When it has to do with stains on wooden worktops, it needs to be said that prevention is always better than cure. Nevertheless, in spite of the best prevention in place, stains can, and do happen. Although knowing the cause of the stain may assist in some instances, we have assumed for the purpose of this blog article your goal is to eliminate stains of a general nature.
It can be that the spots on your worktop are concentrated to the high traffic areas (ie. Places in which you work most often) or they might be general and widespread across all of the worktop. If the stains are general and widespread across all of the worktop, there’s little doubt that a full re-sand and re-finish will workout more effective and much more effective, both time and cost-wise.
Nevertheless, in the event that you simply have random spots here and there, then you need to be able to handle these and eliminate them efficiently without visiting the degree of a whole re-sand and re-finish. Generally speaking stains on worktops fall in to two groups: deep and surface . Most deep and surface stains are due to trapped moisture. Generally speaking if the blot is white, it is just on the surface, whether it is dark or black, it’s had an opportunity to penetrate deeper into the timber.
Surface stains may typically be removed by rubbing with a pad of very fine wire wool soaked in lemon oil to prevent damage. Just rub the stained surface with all the wool and the blot should vanish.
Here is a step-by-step guide of Everything you should do to deeper stains:
- Lightly sand off the finish on your worktop, constantly working in the direction of the grain. This will provide you access to the wood .
- Brush or blot bleach on the stained area. Although bleach products aren’t normally recommended on your completed worktop, they work well on stains. You may need to do this to remove the blot. If needs be, you can leave the bleach soaking into the stain overnight. If standard domestic bleach does not work then your worktop supplier will have the ability to give you commercial timber bleach that should do the trick (but make sure you follow the directions to the letter, such as neutralization). Really deep stains might need to be scraped away, but try to avoid this if possible.

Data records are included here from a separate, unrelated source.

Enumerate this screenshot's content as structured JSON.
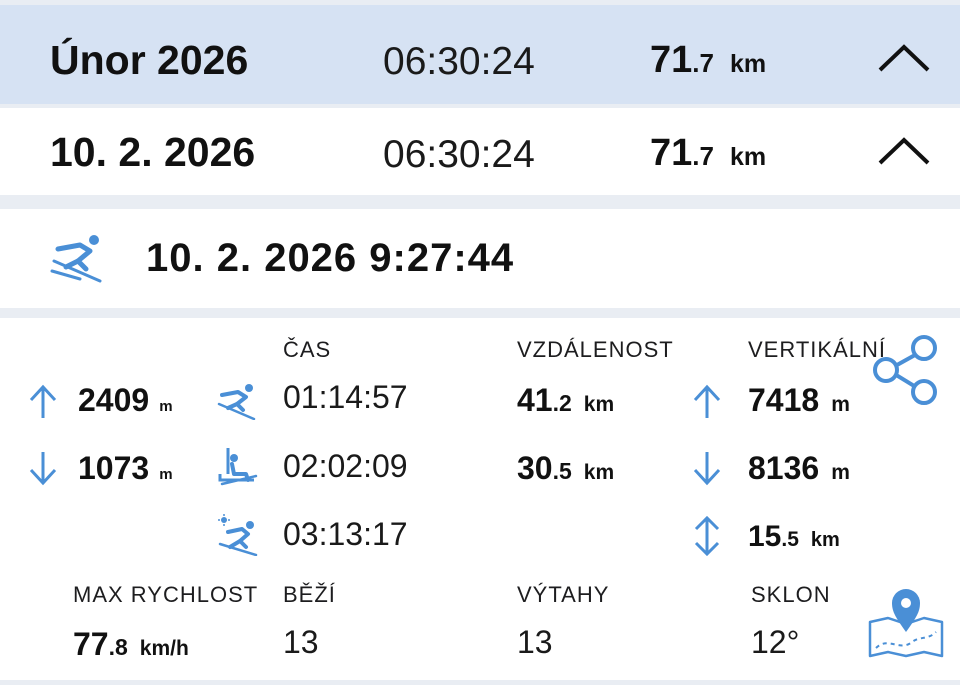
{
  "month_row": {
    "title": "Únor 2026",
    "time": "06:30:24",
    "distance_int": "71",
    "distance_dec": ".7",
    "distance_unit": "km",
    "icon": "chevron-up-icon"
  },
  "day_row": {
    "title": "10. 2. 2026",
    "time": "06:30:24",
    "distance_int": "71",
    "distance_dec": ".7",
    "distance_unit": "km",
    "icon": "chevron-up-icon"
  },
  "session": {
    "title": "10. 2. 2026 9:27:44",
    "icon": "skiing-icon"
  },
  "stats": {
    "headers": {
      "time": "ČAS",
      "distance": "VZDÁLENOST",
      "vertical": "VERTIKÁLNÍ"
    },
    "altitude": {
      "max": {
        "value": "2409",
        "unit": "m",
        "icon": "arrow-up-icon"
      },
      "min": {
        "value": "1073",
        "unit": "m",
        "icon": "arrow-down-icon"
      }
    },
    "times": {
      "ski": {
        "value": "01:14:57",
        "icon": "skier-icon"
      },
      "lift": {
        "value": "02:02:09",
        "icon": "chairlift-icon"
      },
      "total": {
        "value": "03:13:17",
        "icon": "skier-sun-icon"
      }
    },
    "distances": {
      "ski": {
        "int": "41",
        "dec": ".2",
        "unit": "km"
      },
      "lift": {
        "int": "30",
        "dec": ".5",
        "unit": "km"
      }
    },
    "vertical": {
      "down": {
        "value": "7418",
        "unit": "m",
        "icon": "arrow-up-icon"
      },
      "up": {
        "value": "8136",
        "unit": "m",
        "icon": "arrow-down-icon"
      },
      "total": {
        "int": "15",
        "dec": ".5",
        "unit": "km",
        "icon": "arrow-updown-icon"
      }
    },
    "bottom": {
      "max_speed_label": "MAX RYCHLOST",
      "max_speed_int": "77",
      "max_speed_dec": ".8",
      "max_speed_unit": "km/h",
      "runs_label": "BĚŽÍ",
      "runs_value": "13",
      "lifts_label": "VÝTAHY",
      "lifts_value": "13",
      "slope_label": "SKLON",
      "slope_value": "12°"
    }
  },
  "colors": {
    "accent": "#4a8fd6",
    "month_bg": "#d6e2f3",
    "page_bg": "#e9edf3"
  }
}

- Once the stain has gone for the satisfaction, it is a case of cleaning the place thoroughly, letting it wash and completing your worktop with a fantastic quality, food-safe oil.
- When finishing your worktop, remember to work in layers, so it’s possible to build up to the same color you had earlier.